Friday, September 10, 2010

Uh Oh: Kevin Hassett Likes Obama's Business Tax Credit Proposal

How do I know Obama's proposed business investment tax credit won't do much to stimulate the economy? Kevin "DOW 36,000" Hassett thinks it's a great idea.

Indeed, Hassett makes quite the case for this latest round of giveaways to Corporate America growth-oriented tax policy:
Because the benefit of expensing depends on the time value of money and interest rates are currently quite low, one might think that expensing would have a small effect now. Nevertheless, all but the most prominent firms have to pay interest rates that are much higher than Treasury rates today when they borrow.
Actually, Hassett had it right the first time. This latest measure won't do much. Just ask incoming CEA chair Austan Goolsbee, whose academic work included looking at such tax credits:
Econometric research has commonly found that tax policy and the cost of capital have little effect on real investment. [...] For policy makers interested in using tax policy to stimulate investment or, especially, to smooth business cycle fluctuations, the results are not promising.
Which makes you wonder, who exactly is telling Obama this is good economic policy? Or (more likely) is this just a ploy to appear less "anti-business" with midterm season in full swing?

Thursday, September 2, 2010

Quantitative Easing Or Helicopter Drop? What Should Ben Bernanke Do?

A lonely nation turns its eyes to you, Ben Bernanke.

Double dip fears run rampant (despite a better than expected August ISM number). Fiscal stimulus is waning -- much of it undone by draconian cuts at the state and local level. Housing looks poised to go cliff-diving again now that the homebuyer's tax-credit has expired. And, of course, unemployment remains stubbornly high.

The high priests of economic orthodoxy assure us if we just embrace fiscal austerity or higher interest rates that we can ward off the dangers of debt deflation. Which is to say, they are incoherently grasping at any justification to foist contractionary policies onto a weak economy, all in order to fight the specter of incipient -- only in their minds -- inflation.

But with short-term rates up against the zero bound, what ammo does the Fed have left to support the fragile recovery? Here are the usual suspects of unconventional policy tools:
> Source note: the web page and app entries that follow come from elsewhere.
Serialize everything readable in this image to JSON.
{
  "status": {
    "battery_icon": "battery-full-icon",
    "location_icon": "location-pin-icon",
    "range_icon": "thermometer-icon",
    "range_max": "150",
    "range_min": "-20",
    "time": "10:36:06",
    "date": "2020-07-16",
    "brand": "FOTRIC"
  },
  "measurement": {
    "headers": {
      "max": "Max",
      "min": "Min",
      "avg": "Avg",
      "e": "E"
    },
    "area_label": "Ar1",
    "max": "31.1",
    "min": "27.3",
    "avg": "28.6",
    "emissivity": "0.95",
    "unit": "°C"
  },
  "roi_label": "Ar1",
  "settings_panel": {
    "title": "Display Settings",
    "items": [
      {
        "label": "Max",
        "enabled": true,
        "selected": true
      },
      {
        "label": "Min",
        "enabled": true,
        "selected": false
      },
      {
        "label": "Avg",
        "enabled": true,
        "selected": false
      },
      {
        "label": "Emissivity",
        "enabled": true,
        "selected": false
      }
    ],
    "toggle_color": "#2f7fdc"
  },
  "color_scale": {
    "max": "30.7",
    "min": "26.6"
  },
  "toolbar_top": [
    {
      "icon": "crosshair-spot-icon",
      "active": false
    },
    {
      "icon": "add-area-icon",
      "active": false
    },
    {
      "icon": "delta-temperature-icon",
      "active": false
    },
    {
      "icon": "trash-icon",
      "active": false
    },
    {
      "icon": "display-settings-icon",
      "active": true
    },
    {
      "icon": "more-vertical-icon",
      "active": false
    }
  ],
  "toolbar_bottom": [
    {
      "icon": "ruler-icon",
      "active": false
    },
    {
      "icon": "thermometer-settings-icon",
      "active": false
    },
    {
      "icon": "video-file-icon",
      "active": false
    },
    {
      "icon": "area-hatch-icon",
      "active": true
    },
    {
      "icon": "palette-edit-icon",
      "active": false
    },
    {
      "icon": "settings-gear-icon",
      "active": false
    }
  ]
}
1) Resume quantitative easing. It's debatable how much banks substituting one non-interest bearing asset for another helps the real economy. Additional cash seems likely to either pile up as excess reserves, filter into the markets or get arbitraged via more Treasuries. Still, it's better than nothing.
2) Credibly commit to a higher inflation target in the medium-term. Targeting a 4% inflation rate over a prolonged period obviously not only makes holding cash less appealing, but also reduces real debt burdens. Of course, Messrs. Fisher and Hoenig would do everything in their power to undermine such a project to return to 1980s-level inflation.
3) Buy longer-dated Treasuries. Pushing down yields on longer-dated Treasuries makes other, riskier assets more attractive. Even just credibly threatening to buy up longer-dated Treasuries could be enough, if yields aren't already too low.
4) Eliminate IOER. The Fed currently pays out 0.25% on excess reserves, but why not cut that down to zero? Or even impose a penalty rate? Banks would pile into other short-term assets and increase their vault cash, but at least some of that otherwise idle money would leak into new loans (although there could be some unintended consequences vis-รก-vis money market accounts).
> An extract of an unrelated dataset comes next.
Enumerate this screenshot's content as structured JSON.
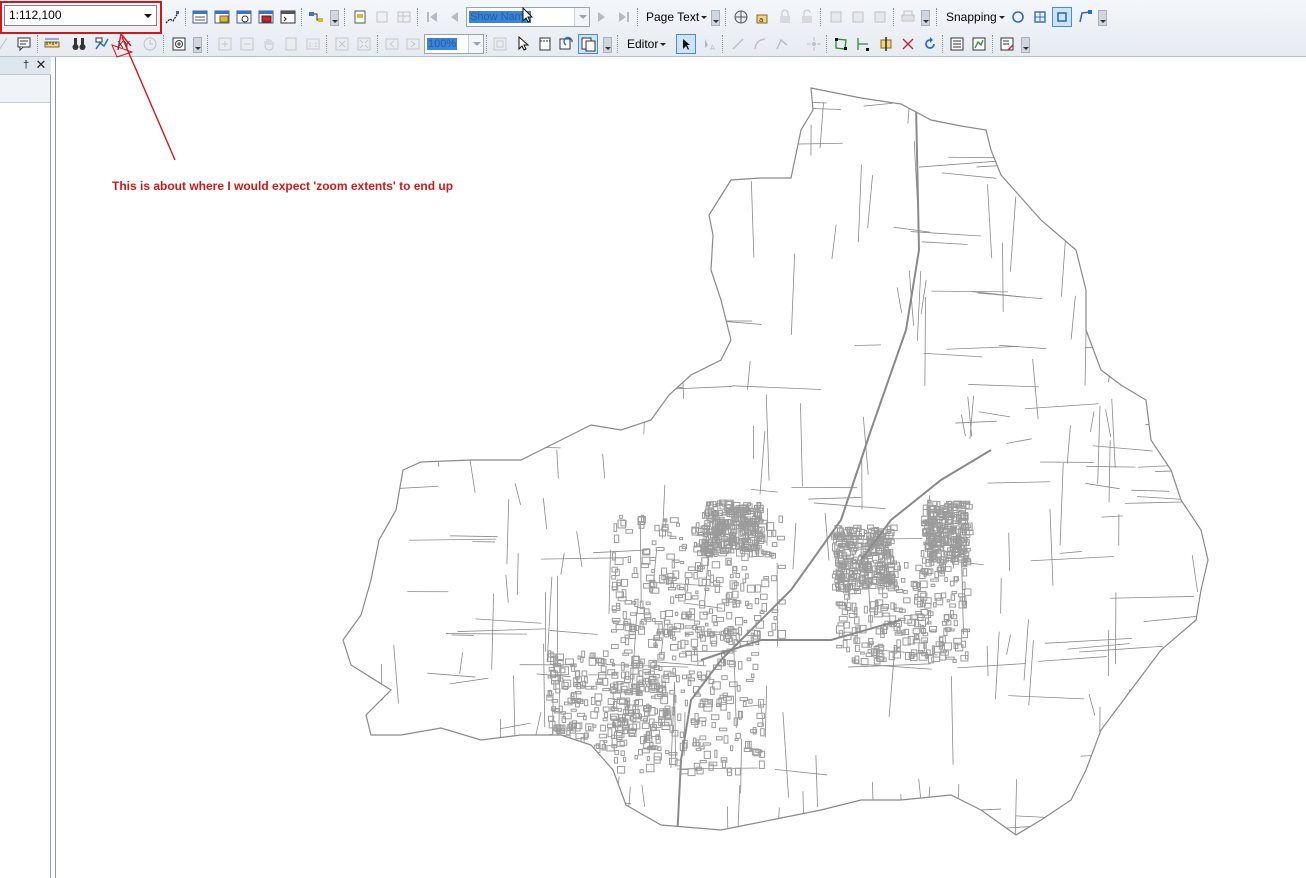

Those are just the more conventional "unorthodox" measures the Fed could pursue. Another option would be quantitative easing to non-banks, i.e. direct lending. This is where monetary and fiscal policy meet. The key is that it would entirely eliminate the excess reserves problem, though it would introduce the question of favoritism -- an issue the Fed would be loathe to raise given the recent assault on Fed secrecy.

Still, the radical idea of the Fed giving money to businesses and households rather than to banks liable to sit on it holds some appeal. The so-called helicopter drop would accelerate the deleveraging process, effectively papering over bad household debt. Indeed, from what we know about lump sum tax rebates, we would expect households to save/pay down debts with their one-time check from the Fed. So a good portion of this newly minted money would still end up at the banks, just as with quantitative easing, though it would come at the cost of reducing the banks' claims on households.

But wouldn't this debauch the currency? If the Fed gave away free money, essentially accepting anything as collateral, they wouldn't have the assets to sop up the excess liquidity and prevent out-of-control inflation on the other side. This is the issue some have raised with the Fed accepting MBS as collateral: the Fed is holding MBS at inflated values, so when it comes time to sell that paper, the Fed won't take out as much money as it put into the system -- hence, inflation.

This is where the Treasury comes in. As MIT professor Ricardo Caballero points out, the Treasury could simply transfer T-Bills to the Fed to sell, basically the reverse of monetizing the debt. The Fed would never countenance such extreme action but it's worth remembering that Ben Bernanke circa 2002 was correct: a determined Fed should be able to reverse deflation. Too bad he's not running things nowadays.